Having joined his local Conservative association, he found himself surrounded by people who were "probably more for Leave but there was a mix". In his typical inquisitive style, he started reading up on the arguments on both sides. 

His conclusion? He found himself drawn towards the arguments about national sovereignty made by Leave, and keen to play a part in this historic moment.

“It was the first time we’d had a say on our relationship with Europe for 41 years - I felt I should get involved and try to influence the debate in some way.” And that's exactly what he did.  

In 2016, with the referendum on the horizon, he immersed himself in the Vote Leave campaign, spending most of his weekends out campaigning with his local MP and other councillors. "I really enjoy it," he says. "Even standing out in the freezing cold, delivering leaflets, having doors slammed in your face." 

Hani with James Cleverly MPHani Mustafa / Twitter
Hani with the Conservative MP James Cleverly

He claims that being too young to actually vote in the referendum didn’t bother him -  “I still had my opportunity to influence the outcome,” he says.

“When the result came in, my father and I had just come back from our count in Peterborough.
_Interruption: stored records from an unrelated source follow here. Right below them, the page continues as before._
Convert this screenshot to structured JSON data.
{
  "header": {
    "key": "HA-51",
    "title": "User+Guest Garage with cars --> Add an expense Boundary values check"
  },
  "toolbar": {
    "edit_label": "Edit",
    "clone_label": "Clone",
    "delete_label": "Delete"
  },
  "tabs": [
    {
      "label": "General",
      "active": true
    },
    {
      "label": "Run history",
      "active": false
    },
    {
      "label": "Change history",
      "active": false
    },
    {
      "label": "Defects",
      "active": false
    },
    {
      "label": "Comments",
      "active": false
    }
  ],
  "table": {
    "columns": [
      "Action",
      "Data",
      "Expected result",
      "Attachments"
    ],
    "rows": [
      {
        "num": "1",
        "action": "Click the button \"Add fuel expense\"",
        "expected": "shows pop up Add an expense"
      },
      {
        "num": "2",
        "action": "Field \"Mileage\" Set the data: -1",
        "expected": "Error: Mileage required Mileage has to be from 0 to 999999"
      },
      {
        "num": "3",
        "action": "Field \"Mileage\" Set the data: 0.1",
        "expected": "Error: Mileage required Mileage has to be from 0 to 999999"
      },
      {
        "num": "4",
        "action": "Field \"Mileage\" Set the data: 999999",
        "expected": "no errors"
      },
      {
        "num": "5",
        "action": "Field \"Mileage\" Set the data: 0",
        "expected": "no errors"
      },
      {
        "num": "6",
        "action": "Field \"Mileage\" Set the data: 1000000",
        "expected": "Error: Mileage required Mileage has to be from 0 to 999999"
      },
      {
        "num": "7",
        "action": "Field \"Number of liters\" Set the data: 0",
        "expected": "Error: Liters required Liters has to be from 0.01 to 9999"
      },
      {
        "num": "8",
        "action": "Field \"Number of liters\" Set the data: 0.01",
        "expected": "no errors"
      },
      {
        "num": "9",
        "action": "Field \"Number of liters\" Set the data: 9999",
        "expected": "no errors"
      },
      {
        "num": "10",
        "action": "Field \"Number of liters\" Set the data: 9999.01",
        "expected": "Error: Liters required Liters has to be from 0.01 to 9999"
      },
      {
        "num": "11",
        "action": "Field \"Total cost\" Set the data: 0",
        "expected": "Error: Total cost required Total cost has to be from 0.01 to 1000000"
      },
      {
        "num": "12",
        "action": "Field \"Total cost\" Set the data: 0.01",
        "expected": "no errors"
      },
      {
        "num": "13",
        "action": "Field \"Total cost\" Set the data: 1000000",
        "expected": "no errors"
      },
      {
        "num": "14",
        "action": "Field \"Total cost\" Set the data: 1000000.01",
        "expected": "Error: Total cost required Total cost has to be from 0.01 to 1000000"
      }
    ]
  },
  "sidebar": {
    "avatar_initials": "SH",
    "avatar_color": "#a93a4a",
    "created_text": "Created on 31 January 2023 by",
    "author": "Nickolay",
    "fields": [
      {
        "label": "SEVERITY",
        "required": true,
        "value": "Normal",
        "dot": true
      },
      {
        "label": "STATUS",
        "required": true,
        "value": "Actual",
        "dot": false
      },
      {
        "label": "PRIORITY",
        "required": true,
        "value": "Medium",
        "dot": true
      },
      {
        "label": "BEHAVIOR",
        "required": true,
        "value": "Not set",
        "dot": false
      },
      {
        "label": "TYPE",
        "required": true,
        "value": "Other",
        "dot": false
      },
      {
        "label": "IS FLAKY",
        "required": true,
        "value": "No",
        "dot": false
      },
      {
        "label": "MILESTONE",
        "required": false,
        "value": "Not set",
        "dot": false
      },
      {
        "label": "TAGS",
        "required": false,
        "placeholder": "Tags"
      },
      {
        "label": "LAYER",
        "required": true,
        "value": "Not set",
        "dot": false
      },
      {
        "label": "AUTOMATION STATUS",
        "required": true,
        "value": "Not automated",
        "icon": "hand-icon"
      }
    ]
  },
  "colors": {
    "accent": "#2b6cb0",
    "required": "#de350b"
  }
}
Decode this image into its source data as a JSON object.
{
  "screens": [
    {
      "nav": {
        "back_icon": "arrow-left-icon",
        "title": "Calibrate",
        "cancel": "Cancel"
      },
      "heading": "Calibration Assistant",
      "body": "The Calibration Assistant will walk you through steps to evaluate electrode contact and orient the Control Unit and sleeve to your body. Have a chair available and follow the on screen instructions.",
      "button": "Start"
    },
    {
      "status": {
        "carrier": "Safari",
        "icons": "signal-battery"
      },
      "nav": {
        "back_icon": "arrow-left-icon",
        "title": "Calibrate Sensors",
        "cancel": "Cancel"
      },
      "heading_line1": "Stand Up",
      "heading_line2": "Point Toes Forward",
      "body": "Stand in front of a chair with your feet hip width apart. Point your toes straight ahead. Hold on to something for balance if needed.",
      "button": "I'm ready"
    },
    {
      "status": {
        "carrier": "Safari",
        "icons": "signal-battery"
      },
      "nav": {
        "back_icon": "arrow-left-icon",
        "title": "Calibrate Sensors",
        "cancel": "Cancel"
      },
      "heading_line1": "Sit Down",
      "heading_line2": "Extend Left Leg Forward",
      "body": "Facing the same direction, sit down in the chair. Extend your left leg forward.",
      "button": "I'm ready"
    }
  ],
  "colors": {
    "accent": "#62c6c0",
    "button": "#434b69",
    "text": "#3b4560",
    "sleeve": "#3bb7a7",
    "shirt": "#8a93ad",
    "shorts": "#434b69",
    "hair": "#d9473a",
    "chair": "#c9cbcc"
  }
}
We turned on the TV, heard the news and shared a big hug. The sense of victory in that moment was huge.”

He hadn’t realised it, but at the count, a journalist had taken a photo of him and other campaigners celebrating the result. That photo ended up on the cover of the Daily Mail, prompting some excited texts from his school friends.

Hani Mustafa featured in the D...Daily Mail / iStock

Since then, he has been asked to represent young Leavers on everything from local radio shows in Cambridgeshire to BBC News.

While he enjoys the chance to voice his views in public and has started to build a following, Hani’s learnt there is a darker side to being in the public eye.

“After my first TV appearance, someone on Twitter said, 'He’s not old enough to shave - why has he been given a platform?’ That was quite funny,” he laughs.

But not everything is so easy to brush off. One day after school, scrolling through social media alone in his bedroom he received a troubling message.

“They said that my parents should have honour killed me when I was younger. I was 16 at the time.”

“I was a bit upset, but you just move on don’t you?”

Despite his love for the “nitty gritty” of campaigning, he wouldn’t welcome the idea of another Brexit referendum, as has been suggested by some politicians and campaigners

“That would make me quite angry,” he says. “We’ve already had a referendum - what does that say about our democracy?"

"I think that just stinks, to be honest. It would make divisions that already exist a lot worse.”

With the future of Brexit still to play for, Hani is also focusing on his own – studying for his A-levels and planning where to go for university. With offers from four universities to study politics, does his future lie in Westminster?

"I've seen what a thankless job [being a politician] can be," he says. "I honestly don't know where I'll end up, but I do this because I genuinely want to make a difference."